Twitter is as much about marketing your book as a support system for writing. Sure, you share the news that your book is available, where to buy it, but your Tweeple are interested because they’ve gotten to know your writing style. And they like it. they assume that the way you write with Twitter’s 140-character limit mirrors how you tell a story. Plus, if you’ve taken the time and effort to develop an efriendship with them, they’ll give your nascent writing efforts a try. I like Twitter so much, I wrote this article on 12 ways Twitter Makes You a Better Writer (and Person). How about this on on 16 Tips Picked Up From Twitter.
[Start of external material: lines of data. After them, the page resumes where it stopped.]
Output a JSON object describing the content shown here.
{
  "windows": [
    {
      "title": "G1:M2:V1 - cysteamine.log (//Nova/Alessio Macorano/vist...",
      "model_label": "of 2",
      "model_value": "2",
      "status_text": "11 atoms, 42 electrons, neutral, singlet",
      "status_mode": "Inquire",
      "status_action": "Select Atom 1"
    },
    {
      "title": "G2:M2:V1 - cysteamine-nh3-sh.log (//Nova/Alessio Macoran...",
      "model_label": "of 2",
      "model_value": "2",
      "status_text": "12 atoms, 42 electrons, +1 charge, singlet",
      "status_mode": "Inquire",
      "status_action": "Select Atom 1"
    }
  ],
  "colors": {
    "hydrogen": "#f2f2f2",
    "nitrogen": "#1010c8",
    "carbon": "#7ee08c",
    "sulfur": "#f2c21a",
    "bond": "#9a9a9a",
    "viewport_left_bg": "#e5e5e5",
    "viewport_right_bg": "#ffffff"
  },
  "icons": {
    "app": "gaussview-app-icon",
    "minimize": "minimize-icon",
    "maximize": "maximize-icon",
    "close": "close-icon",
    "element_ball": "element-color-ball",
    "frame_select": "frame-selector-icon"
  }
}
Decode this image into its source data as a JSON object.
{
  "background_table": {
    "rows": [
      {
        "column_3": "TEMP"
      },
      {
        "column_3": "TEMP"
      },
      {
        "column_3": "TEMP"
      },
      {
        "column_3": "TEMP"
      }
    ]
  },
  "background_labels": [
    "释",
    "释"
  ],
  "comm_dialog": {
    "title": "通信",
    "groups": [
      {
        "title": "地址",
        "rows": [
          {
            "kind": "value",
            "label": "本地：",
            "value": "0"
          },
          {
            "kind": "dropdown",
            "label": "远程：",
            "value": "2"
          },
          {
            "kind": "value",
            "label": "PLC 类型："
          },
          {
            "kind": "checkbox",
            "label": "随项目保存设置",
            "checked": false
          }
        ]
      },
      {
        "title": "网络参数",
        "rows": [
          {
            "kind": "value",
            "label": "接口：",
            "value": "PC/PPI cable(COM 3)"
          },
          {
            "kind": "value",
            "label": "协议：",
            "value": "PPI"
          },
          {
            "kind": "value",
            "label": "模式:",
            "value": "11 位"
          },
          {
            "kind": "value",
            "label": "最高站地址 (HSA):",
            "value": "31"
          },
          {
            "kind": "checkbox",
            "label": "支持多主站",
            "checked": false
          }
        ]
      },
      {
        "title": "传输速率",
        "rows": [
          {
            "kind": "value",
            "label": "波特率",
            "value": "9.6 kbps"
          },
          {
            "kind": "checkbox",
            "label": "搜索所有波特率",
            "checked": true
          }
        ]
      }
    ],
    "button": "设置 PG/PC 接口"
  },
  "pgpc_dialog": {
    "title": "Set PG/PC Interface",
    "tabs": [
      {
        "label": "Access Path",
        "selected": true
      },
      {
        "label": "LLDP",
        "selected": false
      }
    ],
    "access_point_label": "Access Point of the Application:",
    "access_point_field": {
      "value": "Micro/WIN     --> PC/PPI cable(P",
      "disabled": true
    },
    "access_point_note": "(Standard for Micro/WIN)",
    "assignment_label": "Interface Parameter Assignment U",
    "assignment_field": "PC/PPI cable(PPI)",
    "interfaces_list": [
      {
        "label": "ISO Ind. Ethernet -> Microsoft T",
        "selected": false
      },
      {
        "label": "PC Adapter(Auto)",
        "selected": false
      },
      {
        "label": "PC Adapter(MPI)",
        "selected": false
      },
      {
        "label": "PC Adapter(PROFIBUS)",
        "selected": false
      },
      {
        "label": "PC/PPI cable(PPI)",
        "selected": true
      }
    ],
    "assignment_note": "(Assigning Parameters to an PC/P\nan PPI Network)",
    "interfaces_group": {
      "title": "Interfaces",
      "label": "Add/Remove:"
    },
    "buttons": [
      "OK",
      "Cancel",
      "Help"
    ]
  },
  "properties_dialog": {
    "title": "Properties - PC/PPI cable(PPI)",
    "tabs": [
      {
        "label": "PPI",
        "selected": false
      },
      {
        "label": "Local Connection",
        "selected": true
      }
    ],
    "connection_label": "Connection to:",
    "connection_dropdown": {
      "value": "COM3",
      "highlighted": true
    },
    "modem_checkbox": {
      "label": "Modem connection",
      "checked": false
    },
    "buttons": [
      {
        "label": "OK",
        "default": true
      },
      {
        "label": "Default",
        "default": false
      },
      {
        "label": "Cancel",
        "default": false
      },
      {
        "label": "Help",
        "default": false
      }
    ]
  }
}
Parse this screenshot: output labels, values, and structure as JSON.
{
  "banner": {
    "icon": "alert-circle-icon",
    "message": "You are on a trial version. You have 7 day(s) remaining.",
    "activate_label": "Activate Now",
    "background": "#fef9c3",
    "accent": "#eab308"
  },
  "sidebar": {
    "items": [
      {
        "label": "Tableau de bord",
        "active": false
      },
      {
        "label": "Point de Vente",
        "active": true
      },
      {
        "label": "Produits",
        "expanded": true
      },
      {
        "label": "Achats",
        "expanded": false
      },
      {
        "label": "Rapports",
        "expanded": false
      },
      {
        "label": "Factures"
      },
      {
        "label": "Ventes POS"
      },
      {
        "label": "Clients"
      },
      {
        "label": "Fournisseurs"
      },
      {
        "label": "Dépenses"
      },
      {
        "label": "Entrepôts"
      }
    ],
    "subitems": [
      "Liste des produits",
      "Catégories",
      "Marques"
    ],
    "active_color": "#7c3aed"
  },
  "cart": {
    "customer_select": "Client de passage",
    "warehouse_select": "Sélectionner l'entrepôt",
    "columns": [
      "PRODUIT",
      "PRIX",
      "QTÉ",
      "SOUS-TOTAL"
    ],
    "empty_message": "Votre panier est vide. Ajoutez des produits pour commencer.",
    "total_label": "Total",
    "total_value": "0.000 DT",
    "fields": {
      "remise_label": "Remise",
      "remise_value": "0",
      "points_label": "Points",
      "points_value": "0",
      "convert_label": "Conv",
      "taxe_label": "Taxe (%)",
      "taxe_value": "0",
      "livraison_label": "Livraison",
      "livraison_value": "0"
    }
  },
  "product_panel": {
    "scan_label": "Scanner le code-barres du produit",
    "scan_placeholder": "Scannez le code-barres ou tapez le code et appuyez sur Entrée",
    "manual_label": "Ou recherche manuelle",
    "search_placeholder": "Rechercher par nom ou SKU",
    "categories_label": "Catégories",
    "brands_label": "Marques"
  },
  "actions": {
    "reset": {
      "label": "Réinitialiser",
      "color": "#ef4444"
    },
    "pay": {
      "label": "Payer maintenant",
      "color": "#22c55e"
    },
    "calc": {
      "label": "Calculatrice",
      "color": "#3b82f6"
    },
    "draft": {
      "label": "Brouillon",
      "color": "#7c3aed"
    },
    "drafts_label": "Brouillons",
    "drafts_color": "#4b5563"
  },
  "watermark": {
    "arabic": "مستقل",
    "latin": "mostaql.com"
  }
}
It’s worth noting that hard-sell doesn’t work on Twitter. Being a friend does. An overt sales pitch is more suited for your book’s website than this forum.
I can’t say definitively that FB sells books for me, but NOT having it would probably hurt my sales. It’s an online presence that is expected of all writers. It is one more arrow in your quiver of legitimacy. Once you have a FB address, you can repost articles to it, add a FB ‘like’ box to your blog (please ‘like’ me in the sidebar–I have so few! Unlike my tech blog where I have dozens. I wonder why that is… Anyone, back to my original thoughts) share information about your writerly efforts, join others with similar goals.
Stumble On/Digg/Pinterest and other
These bookmarking sites are a great way to promote your books. You set up an account with any/all of these. Every time you post a blog, be sure to add it to them. And, from your Scribd.com account, you can post your ebooks to a whole list of social network accounts. Don’t miss this method. It’s free and it works.
There are hundreds of these. You can get lists from places like Poets and Writers, under their Grants and Awards tab. Some charge an entry fee. Others, like Amazon’s Breakthrough Novel Award, are free. If you’re hoping to find an agent, it makes a big difference to them if you’ve received an award from a reputable competition.
Jacqui Murray is the editor of a K-6 technology curriculum, K-8 keyboard curriculum, creator of two technology training books for middle school and six ebooks on technology in education. She is the author of Building a Midshipman, the story of her daughter’s journey from high school to United States Naval Academy. She is webmaster for six blogs, an Amazon Vine Voice book reviewer, a columnist for Examiner.com, Editorial Review Board member for Journal for Computing Teachers, Cisco guest blog, Technology in Education featured blogger, IMS tech expert, and a bi-weekly contributor to Write Anything. Currently, she’s editing a thriller that should be out to publishers next summer. Contact Jacqui at her writing office or her tech lab, Ask a Tech Teacher.
Jacqui Murray is the author of the popular Building a Midshipman, the story of her daughter’s journey from high school to United States Naval Academy, and the thriller, To Hunt a Sub. She is also the author/editor of over a hundred books on integrating tech into education, adjunct professor of technology in education, webmaster for four blogs, an Amazon Vine Voice book reviewer, a columnist for TeachHUB, monthly contributor to Today’s Author and a freelance journalist on tech ed topics. You can find her books at her publisher’s website, Structured Learning. The sequel to To Hunt a Sub, Twenty-four Days, will be out this summer. Jacqui Murray has been teaching K-8 technology for 15 years. She is the editor/author of over a hundred tech ed resources including a K-8 technology curriculum, K-8 keyboard curriculum, K-8 Digital Citizenship curriculum. She is an adjunct professor in tech ed, CSG Master Teacher, webmaster for four blogs, an Amazon Vine Voice book reviewer, Editorial Review Board member for Journal for Computing Teachers, CAEP reviewer, CSTA presentation reviewer, freelance journalist on tech ed topics, and a weekly contributor to TeachHUB. You can find her resources at Structured Learning.